[To do] Go through the records below and return each line that has "kind" in it.

[Given entries]
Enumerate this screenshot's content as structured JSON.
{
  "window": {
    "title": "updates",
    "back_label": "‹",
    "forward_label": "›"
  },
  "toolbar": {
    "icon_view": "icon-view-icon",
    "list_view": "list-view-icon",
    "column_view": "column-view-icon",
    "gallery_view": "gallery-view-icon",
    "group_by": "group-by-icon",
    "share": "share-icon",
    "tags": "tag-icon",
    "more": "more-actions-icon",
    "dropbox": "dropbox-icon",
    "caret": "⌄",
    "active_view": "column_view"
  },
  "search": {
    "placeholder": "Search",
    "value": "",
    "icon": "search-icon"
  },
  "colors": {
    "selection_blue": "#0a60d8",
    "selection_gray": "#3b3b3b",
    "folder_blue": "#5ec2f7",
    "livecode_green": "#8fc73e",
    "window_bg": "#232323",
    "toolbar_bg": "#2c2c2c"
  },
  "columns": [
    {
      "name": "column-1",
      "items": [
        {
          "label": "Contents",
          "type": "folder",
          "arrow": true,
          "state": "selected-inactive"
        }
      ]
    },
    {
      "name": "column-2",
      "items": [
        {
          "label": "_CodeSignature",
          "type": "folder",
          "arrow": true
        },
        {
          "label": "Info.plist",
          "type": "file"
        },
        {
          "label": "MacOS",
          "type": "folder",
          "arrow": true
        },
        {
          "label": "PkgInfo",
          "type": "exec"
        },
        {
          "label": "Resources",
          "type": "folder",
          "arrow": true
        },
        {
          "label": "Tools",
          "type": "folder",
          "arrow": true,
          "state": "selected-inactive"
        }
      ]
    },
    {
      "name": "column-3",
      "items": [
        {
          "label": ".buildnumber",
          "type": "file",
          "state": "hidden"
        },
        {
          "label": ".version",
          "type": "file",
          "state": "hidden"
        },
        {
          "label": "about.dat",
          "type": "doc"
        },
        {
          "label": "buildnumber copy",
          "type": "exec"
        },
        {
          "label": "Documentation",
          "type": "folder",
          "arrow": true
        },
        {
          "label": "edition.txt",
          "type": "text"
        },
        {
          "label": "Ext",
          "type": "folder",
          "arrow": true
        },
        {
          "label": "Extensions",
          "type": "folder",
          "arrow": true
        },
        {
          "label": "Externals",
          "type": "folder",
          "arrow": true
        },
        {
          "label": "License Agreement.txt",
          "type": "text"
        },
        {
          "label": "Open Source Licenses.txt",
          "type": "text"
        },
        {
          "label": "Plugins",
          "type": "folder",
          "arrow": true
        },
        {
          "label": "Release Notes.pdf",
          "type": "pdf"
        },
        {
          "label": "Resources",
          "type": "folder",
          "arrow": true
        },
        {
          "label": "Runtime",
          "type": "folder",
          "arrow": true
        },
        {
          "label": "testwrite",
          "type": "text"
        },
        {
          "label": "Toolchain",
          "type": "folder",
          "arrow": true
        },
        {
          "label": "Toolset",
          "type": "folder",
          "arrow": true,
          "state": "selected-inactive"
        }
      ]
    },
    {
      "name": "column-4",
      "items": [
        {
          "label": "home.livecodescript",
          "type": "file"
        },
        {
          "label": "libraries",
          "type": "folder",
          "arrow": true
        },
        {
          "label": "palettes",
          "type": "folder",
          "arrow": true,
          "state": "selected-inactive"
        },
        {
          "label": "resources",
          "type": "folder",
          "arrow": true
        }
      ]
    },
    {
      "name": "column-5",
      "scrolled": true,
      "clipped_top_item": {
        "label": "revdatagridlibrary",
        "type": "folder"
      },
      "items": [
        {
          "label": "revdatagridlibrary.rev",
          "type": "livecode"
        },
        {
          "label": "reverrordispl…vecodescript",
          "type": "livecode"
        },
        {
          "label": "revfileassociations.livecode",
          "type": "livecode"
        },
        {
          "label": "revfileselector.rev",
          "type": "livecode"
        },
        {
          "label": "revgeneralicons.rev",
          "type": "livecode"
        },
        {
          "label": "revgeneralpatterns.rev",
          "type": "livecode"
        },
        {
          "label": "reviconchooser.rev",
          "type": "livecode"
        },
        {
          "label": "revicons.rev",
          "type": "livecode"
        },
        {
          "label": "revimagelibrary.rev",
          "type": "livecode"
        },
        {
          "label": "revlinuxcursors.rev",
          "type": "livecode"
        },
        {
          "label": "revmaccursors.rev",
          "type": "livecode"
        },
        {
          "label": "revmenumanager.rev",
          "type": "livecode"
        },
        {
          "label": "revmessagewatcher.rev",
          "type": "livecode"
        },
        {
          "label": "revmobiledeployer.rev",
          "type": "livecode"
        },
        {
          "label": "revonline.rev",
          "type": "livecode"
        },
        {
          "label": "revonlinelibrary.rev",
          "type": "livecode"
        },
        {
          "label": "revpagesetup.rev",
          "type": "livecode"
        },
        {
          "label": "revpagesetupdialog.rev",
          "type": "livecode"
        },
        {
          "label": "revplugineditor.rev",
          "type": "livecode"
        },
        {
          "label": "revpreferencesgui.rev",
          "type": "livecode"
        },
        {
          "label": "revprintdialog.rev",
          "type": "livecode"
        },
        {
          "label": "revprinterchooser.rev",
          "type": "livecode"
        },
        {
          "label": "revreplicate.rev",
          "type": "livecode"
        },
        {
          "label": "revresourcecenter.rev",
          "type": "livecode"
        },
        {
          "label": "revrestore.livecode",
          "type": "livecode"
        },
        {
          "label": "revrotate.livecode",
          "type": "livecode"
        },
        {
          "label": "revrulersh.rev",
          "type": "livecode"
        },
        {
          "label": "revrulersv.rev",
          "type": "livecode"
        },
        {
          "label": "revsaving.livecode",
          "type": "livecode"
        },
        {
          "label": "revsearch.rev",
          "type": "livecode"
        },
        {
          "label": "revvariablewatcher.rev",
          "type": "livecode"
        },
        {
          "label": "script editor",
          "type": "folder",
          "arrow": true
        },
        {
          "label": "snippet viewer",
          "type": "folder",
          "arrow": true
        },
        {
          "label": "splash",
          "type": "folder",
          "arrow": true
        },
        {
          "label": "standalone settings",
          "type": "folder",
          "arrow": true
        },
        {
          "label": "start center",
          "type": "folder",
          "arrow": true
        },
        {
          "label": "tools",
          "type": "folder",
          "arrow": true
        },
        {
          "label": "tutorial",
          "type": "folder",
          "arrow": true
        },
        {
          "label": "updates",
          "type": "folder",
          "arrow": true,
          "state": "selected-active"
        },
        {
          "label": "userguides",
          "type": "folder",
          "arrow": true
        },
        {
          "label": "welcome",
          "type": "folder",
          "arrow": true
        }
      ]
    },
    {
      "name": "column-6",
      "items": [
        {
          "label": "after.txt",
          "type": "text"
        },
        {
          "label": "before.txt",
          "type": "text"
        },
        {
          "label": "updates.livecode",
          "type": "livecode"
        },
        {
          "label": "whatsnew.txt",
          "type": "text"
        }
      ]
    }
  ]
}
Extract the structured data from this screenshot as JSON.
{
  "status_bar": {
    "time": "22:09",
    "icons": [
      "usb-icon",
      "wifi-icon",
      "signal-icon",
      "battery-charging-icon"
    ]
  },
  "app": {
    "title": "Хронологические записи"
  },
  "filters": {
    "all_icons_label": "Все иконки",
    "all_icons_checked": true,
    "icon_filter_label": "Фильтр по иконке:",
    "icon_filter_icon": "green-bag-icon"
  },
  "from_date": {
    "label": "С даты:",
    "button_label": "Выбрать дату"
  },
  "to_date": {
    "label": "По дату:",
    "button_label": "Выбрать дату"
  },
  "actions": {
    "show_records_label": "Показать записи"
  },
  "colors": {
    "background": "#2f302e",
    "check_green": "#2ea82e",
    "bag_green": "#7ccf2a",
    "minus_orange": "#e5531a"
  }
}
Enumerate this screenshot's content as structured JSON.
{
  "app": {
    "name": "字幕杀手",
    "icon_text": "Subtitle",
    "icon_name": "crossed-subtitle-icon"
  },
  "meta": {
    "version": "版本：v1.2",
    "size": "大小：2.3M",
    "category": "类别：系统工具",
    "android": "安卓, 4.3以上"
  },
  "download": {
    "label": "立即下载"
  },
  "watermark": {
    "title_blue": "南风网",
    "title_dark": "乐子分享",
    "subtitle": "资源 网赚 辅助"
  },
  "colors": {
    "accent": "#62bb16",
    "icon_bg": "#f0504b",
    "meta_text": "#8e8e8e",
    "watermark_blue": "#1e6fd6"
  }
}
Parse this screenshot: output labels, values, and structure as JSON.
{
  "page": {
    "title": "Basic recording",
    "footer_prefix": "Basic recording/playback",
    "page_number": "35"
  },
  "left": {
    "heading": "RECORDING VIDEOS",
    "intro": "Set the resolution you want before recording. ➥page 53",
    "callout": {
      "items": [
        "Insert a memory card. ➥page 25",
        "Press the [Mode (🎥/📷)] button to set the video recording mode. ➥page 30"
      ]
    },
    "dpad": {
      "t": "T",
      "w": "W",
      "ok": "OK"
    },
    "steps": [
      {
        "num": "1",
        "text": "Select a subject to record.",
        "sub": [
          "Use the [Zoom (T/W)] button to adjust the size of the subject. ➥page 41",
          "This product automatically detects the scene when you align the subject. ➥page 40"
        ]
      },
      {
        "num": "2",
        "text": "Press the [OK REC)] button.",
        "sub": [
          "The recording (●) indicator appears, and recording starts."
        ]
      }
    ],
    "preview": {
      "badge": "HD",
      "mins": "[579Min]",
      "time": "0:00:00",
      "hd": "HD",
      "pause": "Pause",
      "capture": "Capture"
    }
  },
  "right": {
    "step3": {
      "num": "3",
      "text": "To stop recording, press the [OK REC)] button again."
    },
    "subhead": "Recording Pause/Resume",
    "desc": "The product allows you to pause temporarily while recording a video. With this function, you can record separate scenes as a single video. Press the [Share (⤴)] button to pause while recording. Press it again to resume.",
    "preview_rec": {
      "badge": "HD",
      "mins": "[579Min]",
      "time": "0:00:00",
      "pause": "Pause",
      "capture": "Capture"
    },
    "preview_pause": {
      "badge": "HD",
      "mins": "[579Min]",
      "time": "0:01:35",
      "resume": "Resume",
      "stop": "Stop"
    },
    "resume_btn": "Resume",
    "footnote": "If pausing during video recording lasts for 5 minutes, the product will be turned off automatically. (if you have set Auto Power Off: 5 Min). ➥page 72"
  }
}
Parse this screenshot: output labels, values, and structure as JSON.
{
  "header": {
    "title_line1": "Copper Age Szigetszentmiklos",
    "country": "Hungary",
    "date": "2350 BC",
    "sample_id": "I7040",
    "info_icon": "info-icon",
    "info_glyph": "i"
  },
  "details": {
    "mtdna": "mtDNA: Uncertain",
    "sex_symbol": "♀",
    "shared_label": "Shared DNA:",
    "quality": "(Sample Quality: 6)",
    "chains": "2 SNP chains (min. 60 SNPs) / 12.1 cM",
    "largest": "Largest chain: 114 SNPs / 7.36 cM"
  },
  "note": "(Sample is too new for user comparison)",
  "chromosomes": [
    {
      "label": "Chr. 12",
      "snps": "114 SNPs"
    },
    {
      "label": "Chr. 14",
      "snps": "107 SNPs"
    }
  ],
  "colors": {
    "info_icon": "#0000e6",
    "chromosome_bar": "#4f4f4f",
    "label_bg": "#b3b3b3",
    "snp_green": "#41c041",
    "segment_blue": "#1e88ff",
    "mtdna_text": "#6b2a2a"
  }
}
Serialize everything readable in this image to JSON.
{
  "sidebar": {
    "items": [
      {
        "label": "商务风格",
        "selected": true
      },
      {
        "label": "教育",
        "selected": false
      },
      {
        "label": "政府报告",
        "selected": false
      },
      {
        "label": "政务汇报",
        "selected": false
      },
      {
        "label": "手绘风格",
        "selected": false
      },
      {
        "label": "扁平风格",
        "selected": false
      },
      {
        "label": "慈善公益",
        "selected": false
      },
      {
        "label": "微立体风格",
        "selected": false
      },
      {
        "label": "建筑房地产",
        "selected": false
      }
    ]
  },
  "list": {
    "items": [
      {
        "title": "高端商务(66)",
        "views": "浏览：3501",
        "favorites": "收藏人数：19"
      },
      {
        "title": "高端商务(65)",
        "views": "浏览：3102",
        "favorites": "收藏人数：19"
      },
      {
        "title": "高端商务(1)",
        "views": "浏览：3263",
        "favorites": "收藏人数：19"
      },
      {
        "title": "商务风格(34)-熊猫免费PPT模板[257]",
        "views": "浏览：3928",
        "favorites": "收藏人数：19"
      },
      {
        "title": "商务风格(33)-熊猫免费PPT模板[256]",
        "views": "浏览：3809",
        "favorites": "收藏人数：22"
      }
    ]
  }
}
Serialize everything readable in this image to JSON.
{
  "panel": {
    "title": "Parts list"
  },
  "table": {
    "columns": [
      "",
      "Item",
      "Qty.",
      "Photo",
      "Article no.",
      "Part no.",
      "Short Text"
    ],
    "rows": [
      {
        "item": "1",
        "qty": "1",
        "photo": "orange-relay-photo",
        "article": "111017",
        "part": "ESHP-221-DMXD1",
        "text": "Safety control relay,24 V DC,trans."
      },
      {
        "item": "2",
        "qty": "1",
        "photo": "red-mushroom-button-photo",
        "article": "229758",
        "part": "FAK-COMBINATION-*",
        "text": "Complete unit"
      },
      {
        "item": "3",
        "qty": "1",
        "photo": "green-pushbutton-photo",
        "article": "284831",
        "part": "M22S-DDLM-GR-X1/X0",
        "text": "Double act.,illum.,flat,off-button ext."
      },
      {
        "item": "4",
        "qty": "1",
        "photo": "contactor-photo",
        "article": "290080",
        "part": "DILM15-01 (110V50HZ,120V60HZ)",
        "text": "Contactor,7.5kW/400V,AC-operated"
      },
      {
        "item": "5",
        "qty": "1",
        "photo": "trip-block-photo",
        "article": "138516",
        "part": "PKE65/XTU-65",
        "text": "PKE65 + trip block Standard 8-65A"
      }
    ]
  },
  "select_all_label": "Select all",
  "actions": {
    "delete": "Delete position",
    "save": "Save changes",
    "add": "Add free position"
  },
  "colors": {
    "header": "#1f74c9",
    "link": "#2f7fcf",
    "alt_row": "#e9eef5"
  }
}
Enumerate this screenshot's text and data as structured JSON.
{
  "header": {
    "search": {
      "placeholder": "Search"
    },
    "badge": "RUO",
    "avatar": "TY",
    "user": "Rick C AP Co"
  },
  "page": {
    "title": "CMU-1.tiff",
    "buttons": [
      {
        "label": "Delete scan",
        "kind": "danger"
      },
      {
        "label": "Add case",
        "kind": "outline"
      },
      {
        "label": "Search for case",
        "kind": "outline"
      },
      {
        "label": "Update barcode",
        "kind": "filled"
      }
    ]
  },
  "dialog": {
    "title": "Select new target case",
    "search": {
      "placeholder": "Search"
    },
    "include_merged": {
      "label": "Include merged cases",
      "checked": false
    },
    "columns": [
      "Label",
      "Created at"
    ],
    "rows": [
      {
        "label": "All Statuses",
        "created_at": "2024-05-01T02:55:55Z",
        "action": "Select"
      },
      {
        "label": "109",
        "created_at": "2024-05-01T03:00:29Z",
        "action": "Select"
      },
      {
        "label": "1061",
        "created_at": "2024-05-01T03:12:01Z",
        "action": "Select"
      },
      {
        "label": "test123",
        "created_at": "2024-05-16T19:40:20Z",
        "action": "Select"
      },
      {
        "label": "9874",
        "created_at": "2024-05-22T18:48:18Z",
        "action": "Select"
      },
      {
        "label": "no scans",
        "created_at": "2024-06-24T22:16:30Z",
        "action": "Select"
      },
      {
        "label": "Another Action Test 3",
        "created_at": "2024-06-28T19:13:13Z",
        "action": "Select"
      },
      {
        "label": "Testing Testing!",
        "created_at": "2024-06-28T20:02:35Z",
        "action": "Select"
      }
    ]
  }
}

[Answer to this problem]
        "kind": "danger"
        "kind": "outline"
        "kind": "outline"
        "kind": "filled"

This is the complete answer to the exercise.